Anger is a common emotion that can be difficult to manage and express in a healthy way. However, it has been suggested that anger is often a cover-up for unexpressed sadness. In this blog post, we will explore the concept of “Anger is Unexpressed Sadness” and its implications.
First and foremost, it is important to understand what this concept means. Essentially, it suggests that when we are unable or unwilling to express our sadness, it may manifest as anger instead. This can be especially true for individuals who have been taught that expressing sadness is a sign of weakness or vulnerability. Instead, they may learn to express their emotions through anger, which can provide a sense of control and power.
It’s important to note that not all psychologists and mental health professionals agree with this idea. However, it is an idea that has gained some traction in recent years and is worth exploring.
So, how can we apply this concept in our own lives? One approach is to pay attention to our own emotional reactions and try to identify the underlying emotions that may be driving them. For example, if we find ourselves getting angry with a friend or loved one, we can take a step back and ask ourselves if there is something deeper going on – perhaps a sense of hurt or disappointment that we have not yet expressed.
Another approach is to work on expressing our emotions in a more direct and honest way. This can be challenging, especially if we have been conditioned to hide our feelings or feel ashamed of them. However, with practice and support, it is possible to learn how to communicate our needs and emotions in a more effective way.

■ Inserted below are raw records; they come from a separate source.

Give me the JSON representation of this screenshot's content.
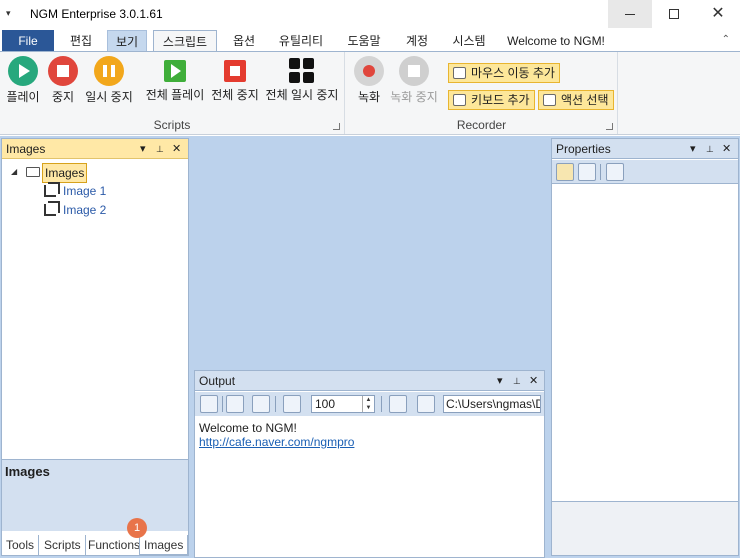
{
  "window": {
    "title": "NGM Enterprise 3.0.1.61",
    "quick_access": "▾",
    "minimize": "",
    "maximize": "",
    "close": "✕"
  },
  "tabs": [
    {
      "label": "File"
    },
    {
      "label": "편집"
    },
    {
      "label": "보기"
    },
    {
      "label": "스크립트"
    },
    {
      "label": "옵션"
    },
    {
      "label": "유틸리티"
    },
    {
      "label": "도움말"
    },
    {
      "label": "계정"
    },
    {
      "label": "시스템"
    },
    {
      "label": "Welcome to NGM!"
    }
  ],
  "ribbon": {
    "collapse": "⌃",
    "script_group": {
      "label": "Scripts",
      "buttons": [
        {
          "label": "플레이",
          "color": "#27a87d"
        },
        {
          "label": "중지",
          "color": "#e0463c"
        },
        {
          "label": "일시 중지",
          "color": "#f2a71b"
        },
        {
          "label": "전체 플레이",
          "color": "#3fae3a"
        },
        {
          "label": "전체 중지",
          "color": "#e43b2f"
        },
        {
          "label": "전체 일시 중지",
          "color": "#111111"
        }
      ]
    },
    "recorder_group": {
      "label": "Recorder",
      "record": {
        "label": "녹화",
        "color": "#e0463c"
      },
      "stop_record": {
        "label": "녹화 중지"
      },
      "add_mouse": {
        "label": "마우스 이동 추가"
      },
      "add_keyboard": {
        "label": "키보드 추가"
      },
      "select_action": {
        "label": "액션 선택"
      }
    }
  },
  "images_panel": {
    "title": "Images",
    "tree": {
      "root": "Images",
      "children": [
        "Image 1",
        "Image 2"
      ]
    },
    "description_title": "Images",
    "bottom_tabs": [
      "Tools",
      "Scripts",
      "Functions",
      "Images"
    ],
    "badge": "1"
  },
  "output_panel": {
    "title": "Output",
    "line_count": "100",
    "path": "C:\\Users\\ngmas\\D",
    "lines": [
      "Welcome to NGM!",
      "http://cafe.naver.com/ngmpro"
    ]
  },
  "properties_panel": {
    "title": "Properties"
  },
  "panel_controls": {
    "dropdown": "▾",
    "pin": "📌",
    "close": "✕"
  }
}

In conclusion, the concept of “Anger as Unexpressed Sadness” suggests that anger may be a cover-up for deeper, unexpressed emotions such as sadness. Even though not everyone agrees with this idea, it can help us understand our own emotional responses and learn how to talk to each other in a more healthy and effective way. By practicing self-awareness and working on our communication skills, we can learn to manage our emotions in a more constructive way and build stronger, healthier relationships.